5. Two newspeople for the Kremlin-owned American version of RT have left, one voluntarily and one not, over RT’s Ukraine coverage. One of them is a 9/11 Truther, which gives you some idea the sort of “progressives” Putin employs. The Russian version of RT features a neo-Nazi as a “German journalist.”
6. In addition to grabbing Crimea, Russia is threatening to “protect” Russian minorities in Estonia and elsewhere. (I gather no one is allowed to mention the Sudetenland in this context, so I won’t.)
7. Putin is promoting a “Eurasian union” based more or less on the opposite of all Enlightenment values. His alliance with the Orthodox Church to suppress “foreign” religious activity, his homophobia (defending “traditional Russian values” from “aggressive minorities”), and his aggression are all part of the package.
But I urge you not to follow any of those links or believe what is in them. Otherwise you, too, might wind up “bellicose” and “hysterical,” in the authoritative view of the editors of The Nation.

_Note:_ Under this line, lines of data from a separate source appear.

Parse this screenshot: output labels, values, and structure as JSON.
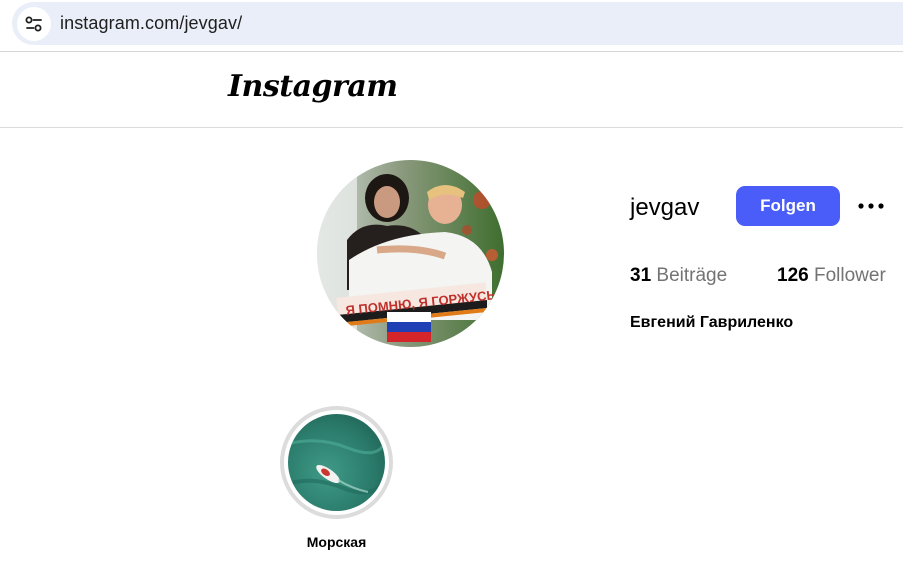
{
  "browser": {
    "url": "instagram.com/jevgav/",
    "site_info_icon": "tune-icon"
  },
  "header": {
    "logo_text": "Instagram"
  },
  "profile": {
    "avatar_banner_text": "Я ПОМНЮ, Я ГОРЖУСЬ!",
    "username": "jevgav",
    "follow_label": "Folgen",
    "more_icon": "more-horizontal-icon",
    "posts_count": "31",
    "posts_label": "Beiträge",
    "followers_count": "126",
    "followers_label": "Follower",
    "full_name": "Евгений Гавриленко"
  },
  "highlights": [
    {
      "label": "Морская"
    }
  ],
  "colors": {
    "follow_button": "#4a5df9",
    "url_bar": "#e9eef8",
    "muted_text": "#737373"
  }
}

No sane person wants the U.S. to go to war over Crimea. But there’s a difference between admitting that an act of aggression can’t practically be reversed by force and pretending it’s not an act of aggression. The Obama Administration seems committed to making Putin and his cronies pay a price for what they’ve done. I understand why RT opposes them. Why The Nation does so is harder to figure. Maybe it’s just the persistence of a bad Cold War habits of reflexively opposing anything anti-Soviet. Susan Sontag got it right, and she still has it right:
Imagine, if you will, someone who read only the Reader’s Digest between 1950 and 1970, and someone in the same period who read only The Nation or the New Statesman. Which reader would have been better informed about the realities of Communism? The answer, I think, should give us pause. Can it be that our enemies were right?

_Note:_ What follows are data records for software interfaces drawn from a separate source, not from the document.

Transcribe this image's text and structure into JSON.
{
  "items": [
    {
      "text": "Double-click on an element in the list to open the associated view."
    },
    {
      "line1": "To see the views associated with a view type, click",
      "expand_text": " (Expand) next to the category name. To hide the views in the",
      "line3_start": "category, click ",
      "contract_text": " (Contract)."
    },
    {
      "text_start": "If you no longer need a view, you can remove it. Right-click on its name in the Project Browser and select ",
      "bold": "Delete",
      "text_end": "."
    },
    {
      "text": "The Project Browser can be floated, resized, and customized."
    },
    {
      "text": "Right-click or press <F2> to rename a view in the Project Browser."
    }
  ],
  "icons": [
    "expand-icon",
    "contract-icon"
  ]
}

What’s bizarre is that, while it made a twisted kind of sense for leftists in the West to support what was nominally a left-wing government in the Soviet Union (never mind that it was actually an oligarchy), it makes no sense whatever for progressives to support a Russian government with a Rush Limbaugh ideology. Why is it hard to figure out which side to take, between an America led by a constitutional lawyer and a Russia headed by a career secret policeman?
Footnote I hadn’t seen this, or any reference to it. But Putin’s speech to the
Reichstag State Duma has a remarkable passage, which completely trashes the idea pushed by some of his Western apologists that Russian troops didn’t move into Crimea:
… the President of the Russian Federation received permission from the Upper House of Parliament to use the Armed Forces in Ukraine. However, strictly speaking, nobody has acted on this permission yet. Russia’s Armed Forces never entered Crimea; they were there already in line with an international agreement. True, we did enhance our forces there; however – this is something I would like everyone to hear and know – we did not exceed the personnel limit of our Armed Forces in Crimea, which is set at 25,000, because there was no need to do so.
“Enhance” is very good, don’t you think?